A year ago DMZ got so busy that they had to stop the party half way through Joe Nice's set and move everyone upstairs to the main room. At their second birthday last night, a similar tipping point was achieved; the world's favourite dubstep club was sold out by ten o'clock and they had to open the downstairs 3rd Base – where the club started – to cope with the overflow. Now that's what I call massive. The international crew also thought so too: over sixty people travelled from America and mainland Europe for it - and to hear the biggest international dubstep tune so far, Matty G's 50,000 Watts, get wheeled four times.
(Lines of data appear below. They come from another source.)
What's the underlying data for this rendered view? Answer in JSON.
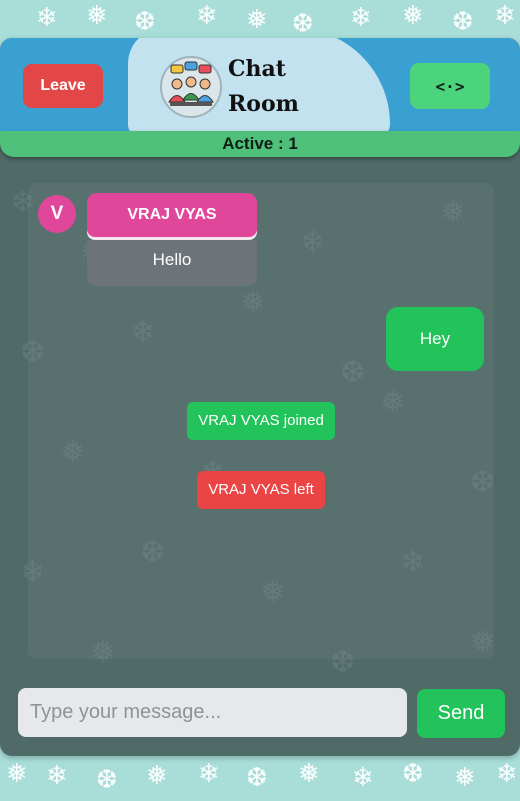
{
  "header": {
    "leave_label": "Leave",
    "share_icon": "code-arrows-icon",
    "share_glyph": "<·>",
    "title_line1": "Chat",
    "title_line2": "Room",
    "logo_icon": "group-chat-icon"
  },
  "status": {
    "active_text": "Active : 1"
  },
  "messages": {
    "incoming": {
      "avatar_letter": "V",
      "sender": "VRAJ VYAS",
      "text": "Hello"
    },
    "outgoing": {
      "text": "Hey"
    },
    "system": [
      {
        "text": "VRAJ VYAS joined",
        "kind": "join"
      },
      {
        "text": "VRAJ VYAS left",
        "kind": "leave"
      }
    ]
  },
  "composer": {
    "placeholder": "Type your message...",
    "value": "",
    "send_label": "Send"
  },
  "colors": {
    "header_bg": "#3aa0d2",
    "leave": "#e24647",
    "accent_green": "#22c35b",
    "sender_pink": "#e0469a",
    "app_bg": "#506a67",
    "page_bg": "#a9ddd8"
  }
}
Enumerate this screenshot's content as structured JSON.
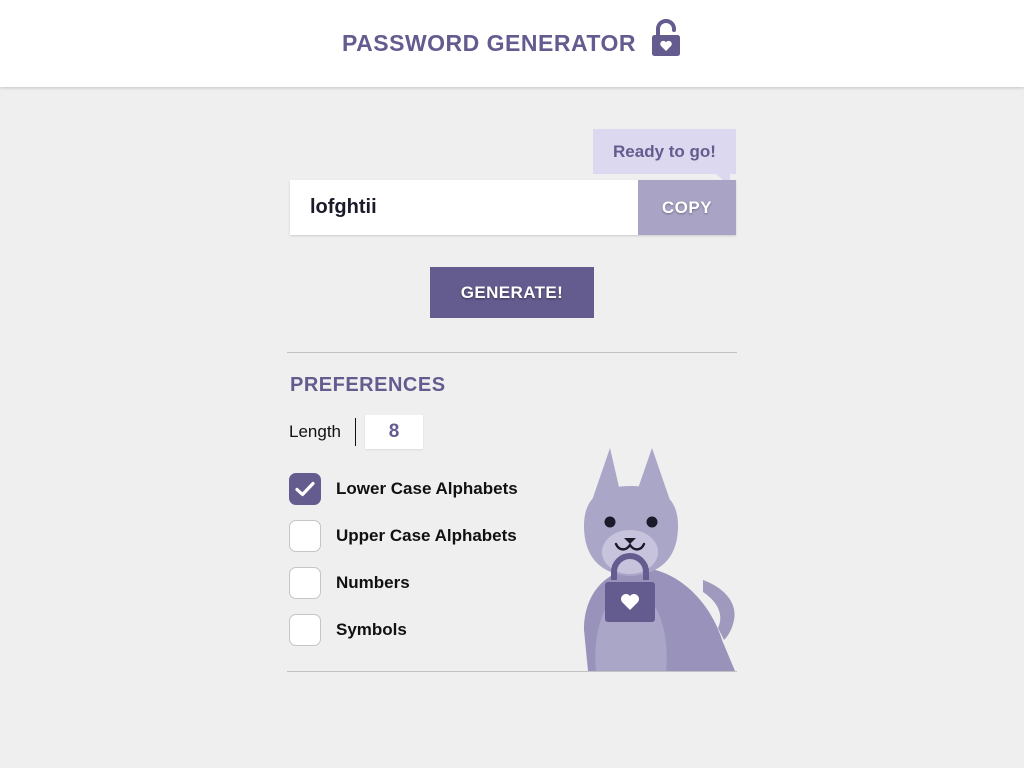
{
  "header": {
    "title": "PASSWORD GENERATOR",
    "logo_icon": "lock-heart-icon"
  },
  "status": {
    "tooltip": "Ready to go!"
  },
  "password": {
    "value": "lofghtii",
    "copy_label": "COPY"
  },
  "generate": {
    "label": "GENERATE!"
  },
  "preferences": {
    "title": "PREFERENCES",
    "length_label": "Length",
    "length_value": "8",
    "options": [
      {
        "label": "Lower Case Alphabets",
        "checked": true
      },
      {
        "label": "Upper Case Alphabets",
        "checked": false
      },
      {
        "label": "Numbers",
        "checked": false
      },
      {
        "label": "Symbols",
        "checked": false
      }
    ]
  },
  "illustration": {
    "icon": "dog-with-lock-icon"
  },
  "colors": {
    "accent": "#645c8f",
    "accent_light": "#a9a4c6",
    "tooltip_bg": "#dcd8ef",
    "background": "#efefef"
  }
}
Ned adds: I didn't notice more than a dozen indie kids on Saturday, even after last week's rather belated dubstep primer in the NME raised fears of an invasion of four-dimensional fringes and fluorescent green waistcoats. A good thing too: as Emma says, the place was sold out long before most people would even think to leave the pub. Opening up 3rd Base gave the promoters an excuse to let in a few more people, but since everyone crowded in to the big room anyway for Digital Mystikz (and DMZ seems to attract a lot of mountain men) the result was a fatal lack of skanking space. Luckily there were no such problems during the earlier set by Pinch and Distance, the highlight of the evening, with Pinch's tributes to minimal techno flawlessly balancing Distance's tributes to metal. By the way, I'm delighted to report that ponderous half-step, which I've been moaning about for ages, has been mostly banished in favour of gut-shot kick drums all over the place - although I'm starting to tire of those little gulpy percussion sounds which sound like someone slapping a water pipe with a metal ruler and which seem to turn up in every single Mystikz track.